Task switching is “expensive” — There has been a lot of research on task switching. Here’s what we know from the research:

  • It takes more time to get tasks completed if you switch between them than if you do them one at a time.
  • You make more errors when you switch than if you do one task at a time.
  • If the tasks are complex then these time and error penalties increase.
  • Each task switch might waste only 1/10th of a second, but if you do a lot of switching in a day it can add up to a loss of 40% of your productivity.
  • Task switching involves several parts of your brain: Brain scans during task switching show activity in four major areas: the pre-frontal cortex is involved in shifting and focusing your attention, and selecting which task to do when. The posterior parietal lobe activates rules for each task you switch to, the anterior cingulate gyrus monitors errors, and the pre-motor cortex is preparing for you to move in some way.
Does having more communication channels encourage task switching? When I was off the grid I found that I started doing one task at a time. I would do one thing for several minutes, and in many cases several hours. I believe that being online encourages task switching. When you can go from email to chat to texting to twitter to phone to facebook you switch tasks more. When I was off the grid all my channels were gone. So instead I spent time with one task and with one program. One day I worked in IPhoto for 3 hours straight.
Additional costs– One last insight from my week off the grid: I was much less agitated. It’s my hypothesis that task switching not only wastes time and increases errors. Task switching causes fatigue, exhaustion and agitation.
Less task switching = more happiness? — Now that I am back on the grid I wonder if I can break the task switching addiction and improve my mood, energy, happiness, productivity, and error rate? Can I beat the task switching habit?
What do you think? Have you been able to do less task switching? Have you tried?
And for those of you who like to check out the research:

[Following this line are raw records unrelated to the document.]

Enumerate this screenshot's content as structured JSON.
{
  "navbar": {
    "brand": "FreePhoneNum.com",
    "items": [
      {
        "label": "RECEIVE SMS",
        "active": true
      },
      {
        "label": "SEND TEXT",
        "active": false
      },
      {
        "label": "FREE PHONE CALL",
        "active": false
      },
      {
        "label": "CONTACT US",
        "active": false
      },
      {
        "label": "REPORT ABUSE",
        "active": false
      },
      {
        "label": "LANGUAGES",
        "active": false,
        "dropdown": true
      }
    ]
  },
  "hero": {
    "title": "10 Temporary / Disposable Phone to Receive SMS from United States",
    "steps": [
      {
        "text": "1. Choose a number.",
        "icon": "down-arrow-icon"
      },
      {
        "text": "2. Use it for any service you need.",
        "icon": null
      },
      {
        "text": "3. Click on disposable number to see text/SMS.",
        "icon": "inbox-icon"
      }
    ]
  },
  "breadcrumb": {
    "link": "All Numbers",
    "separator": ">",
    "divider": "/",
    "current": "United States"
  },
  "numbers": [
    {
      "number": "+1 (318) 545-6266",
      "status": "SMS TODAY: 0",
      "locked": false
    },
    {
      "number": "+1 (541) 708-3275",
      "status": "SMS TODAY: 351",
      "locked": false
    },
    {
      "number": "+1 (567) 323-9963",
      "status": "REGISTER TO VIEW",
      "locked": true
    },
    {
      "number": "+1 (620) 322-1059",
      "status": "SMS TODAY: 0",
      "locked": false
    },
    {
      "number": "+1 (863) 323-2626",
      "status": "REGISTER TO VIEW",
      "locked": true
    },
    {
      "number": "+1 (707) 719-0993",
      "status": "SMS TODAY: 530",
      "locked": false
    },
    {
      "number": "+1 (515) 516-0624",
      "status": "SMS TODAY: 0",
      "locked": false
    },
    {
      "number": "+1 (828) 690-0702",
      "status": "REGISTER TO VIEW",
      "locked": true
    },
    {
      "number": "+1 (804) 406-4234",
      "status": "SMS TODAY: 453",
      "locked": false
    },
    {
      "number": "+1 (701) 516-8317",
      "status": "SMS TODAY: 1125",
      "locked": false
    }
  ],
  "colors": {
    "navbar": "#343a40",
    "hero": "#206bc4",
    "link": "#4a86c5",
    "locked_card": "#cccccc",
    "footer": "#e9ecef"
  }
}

Meyer, D. E., Evans, J. E., Lauber, E. J., Gmeindl, L., Rubinstein, J., Junck, L., & Koeppe, R. A. (1998). The role of dorsolateral prefrontal cortex for executive cognitive processes in task switching. Journal of Cognitive Neuroscience, 1998, Vol. 10.